Cite as: Keith M. Lundin, Lundin On Chapter 13, § 113.10, at ¶ ____, LundinOnChapter13.com (last visited __________).
Debtors with seasonal or irregular incomes are eligible for Chapter 13,1 but the timing of the debtor’s income must be accommodated in the plan.
A farmer, for example, can rarely be expected to make regular monthly contributions to the Chapter 13 trustee. Instead, the plan must be designed around the annual or semiannual receipts from the sale of a crop or maturing livestock. Even if the farming debtor has regular income—a dairy farmer, for example—the amount of that income may vary dramatically from season to season and with it the debtor’s ability to fund the plan.
Debtors who sell on commission and debtors who draw their income from businesses that are seasonal—a toy store, Christmas tree sales, roses, Easter bunnies, fireworks—must design the plan based on best estimates of when income will be available and in what amounts.
Secured claim holders are rarely comfortable receiving irregular payments.
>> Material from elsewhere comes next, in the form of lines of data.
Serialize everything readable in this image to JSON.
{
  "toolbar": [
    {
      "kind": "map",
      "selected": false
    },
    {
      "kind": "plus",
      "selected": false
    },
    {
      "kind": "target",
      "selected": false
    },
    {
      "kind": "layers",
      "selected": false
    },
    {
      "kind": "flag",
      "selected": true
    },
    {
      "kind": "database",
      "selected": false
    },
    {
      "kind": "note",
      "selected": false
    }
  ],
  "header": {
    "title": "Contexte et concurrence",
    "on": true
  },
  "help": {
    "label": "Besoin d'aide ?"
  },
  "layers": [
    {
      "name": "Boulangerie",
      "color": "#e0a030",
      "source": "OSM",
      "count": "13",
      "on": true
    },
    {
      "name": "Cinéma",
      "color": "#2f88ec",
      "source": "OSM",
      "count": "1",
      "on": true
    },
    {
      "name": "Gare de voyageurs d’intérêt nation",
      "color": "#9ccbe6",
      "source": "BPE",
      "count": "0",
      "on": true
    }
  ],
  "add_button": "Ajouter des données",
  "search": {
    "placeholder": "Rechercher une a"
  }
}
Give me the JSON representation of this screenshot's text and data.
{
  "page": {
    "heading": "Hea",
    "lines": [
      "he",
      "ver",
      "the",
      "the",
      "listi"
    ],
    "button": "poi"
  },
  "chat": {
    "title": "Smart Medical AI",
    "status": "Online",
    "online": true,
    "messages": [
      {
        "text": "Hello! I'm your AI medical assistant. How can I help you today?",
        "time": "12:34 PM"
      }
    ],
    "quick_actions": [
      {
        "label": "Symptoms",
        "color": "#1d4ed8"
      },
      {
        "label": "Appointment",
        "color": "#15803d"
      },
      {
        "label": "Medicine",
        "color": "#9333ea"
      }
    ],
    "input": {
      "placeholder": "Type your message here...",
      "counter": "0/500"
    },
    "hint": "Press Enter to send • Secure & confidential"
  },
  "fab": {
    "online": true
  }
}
In particular, car lenders are not sympathetic to a debtor who can make payments only once or twice a year. These concerns are compounded when the amount of the debtor’s income will depend on future crop values or on the success of the debtor’s efforts at selling.
Debtors with seasonal or irregular income sometimes propose plans based on the debtor’s net income at some specified point in the future. For example, a farmer might propose to contribute all the net income from a wheat crop at the end of the next crop cycle. The best the debtor can do in the plan is to project when and how much income will be available. Feasibility at confirmation will be a test of the debtor’s projections.2
Some help with the problems of irregular income is to find even a small source of regular income that can be contributed to the plan. For example, the debtor engaged in farming who drives a school bus or whose spouse works part-time might be able to pay a small amount each month to keep the Chapter 13 plan warm between larger irregular payments when a crop is sold. When the debtor proposes to fund a plan from the sale of property at some fixed point in the future, the availability of other income on a more regular basis may be critical to the debtor’s eligibility3 and confirmation of the plan.4
The debtor with irregular income should consider a plan provision for periodic income and expense reports to the Chapter 13 trustee. Periodic reports are essential when the proposed payments under the plan will be determined from net income at specified times during the life of the plan.
1 See § 9.2 [ Multiple, Irregular and Seasonal Employment ] § 12.2 Multiple, Irregular and Seasonal Employment.
2 See § 198.1 [ Able to Make Payments and Comply with Plan ] § 111.1 Able to Make Payments and Comply with Plan.
3 See § 9.11 [ Income from Leasing, Selling or Liquidating Assets ] § 12.11 Income from Leasing, Selling or Liquidating Assets.
4 See § 198.1 [ Able to Make Payments and Comply with Plan ] § 111.1 Able to Make Payments and Comply with Plan.